Patients may also experience limited limb mobility or even loss of limb function, caused by excessive scarring and fibrosis produced by the lesions. And, patients may develop draining sinuses that may produce a foul discharge.

Between the drainage, the odor that comes from it, and the scarring, there’s a significant amount of burden for patients that accompanies HS. Especially with the odor. I’ve seen so many patients who always think they smell. Many of them have resorted to taping maxi pads underneath their arms to stop the dripping. I’ve heard patients say they’re embarrassed when friends and coworkers notice the nodules and abscesses in their armpits. I’ve also heard patients sat that even sitting down is uncomfortable when they have numerous lesions around their inner thighs and buttocks.

Hearing from patients what they go through and what they’ve missed out on, is heartbreaking. When physicians understand the impact that moderate to severe HS can have on a patient, they would prioritize this disease. It is crucial to treat patients’ symptoms and manage the underlying inflammation as soon as possible.

Please Note

By clicking this link, you’ll be leaving and going to a website not sponsored by AbbVie.

Is this what you would like to do?

You are about to enter a site that is for U.S. Healthcare Professionals Only.

By selecting “Yes” below, you certify that you are a Healthcare Professional and that you wish to proceed to the Healthcare Professionals Only section on the AbbVie Medical Information site. Products or treatments described on this site are available in the U.S. but may not be available in all other countries. I am a licensed Healthcare Professional and wish to proceed to the Healthcare Professionals Only AbbVie Medical Information Site.

Terms and Conditions

AbbVie is providing this service to help patients find dermatologists in their area who have experience with HUMIRA.

No fees have been received by or paid to dermatologists for inclusion in this specialist locator directory. Inclusion of a physician in this directory does not represent an endorsement by or a recommendation from AbbVie Inc., nor does it imply that the dermatologists on the list will determine if HUMIRA is right for you.

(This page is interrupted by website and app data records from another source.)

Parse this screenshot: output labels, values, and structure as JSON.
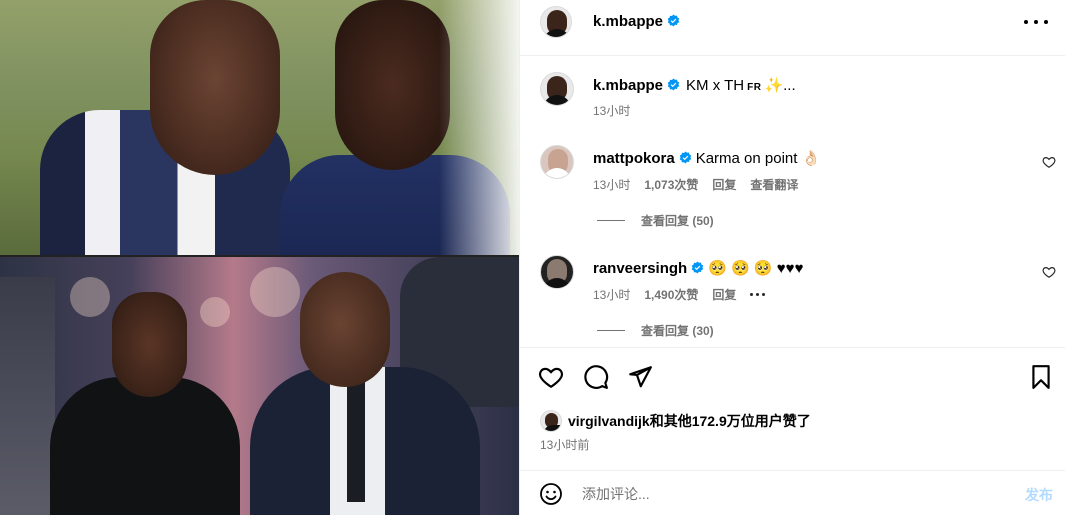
{
  "post": {
    "author": "k.mbappe",
    "author_verified": true,
    "caption_prefix": "KM x TH",
    "caption_flag": "FR",
    "caption_emoji": "✨",
    "caption_suffix": "...",
    "caption_time": "13小时"
  },
  "comments": [
    {
      "user": "mattpokora",
      "verified": true,
      "text": "Karma on point 👌🏻",
      "time": "13小时",
      "likes": "1,073次赞",
      "reply": "回复",
      "translate": "查看翻译",
      "view_replies": "查看回复 (50)"
    },
    {
      "user": "ranveersingh",
      "verified": true,
      "text": "🥺 🥺 🥺 ♥♥♥",
      "time": "13小时",
      "likes": "1,490次赞",
      "reply": "回复",
      "view_replies": "查看回复 (30)"
    }
  ],
  "likes_line": {
    "user": "virgilvandijk",
    "rest": "和其他172.9万位用户赞了"
  },
  "date": "13小时前",
  "add_comment": {
    "placeholder": "添加评论...",
    "post_label": "发布"
  },
  "icons": {
    "verified_color": "#0095f6",
    "post_disabled_color": "#b3dbff"
  }
}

The selection of a physician is an important decision that should not be based solely on the inclusion in this dermatologist locator tool.

AbbVie Inc. is a maker and marketer of
HUMIRA (adalimumab).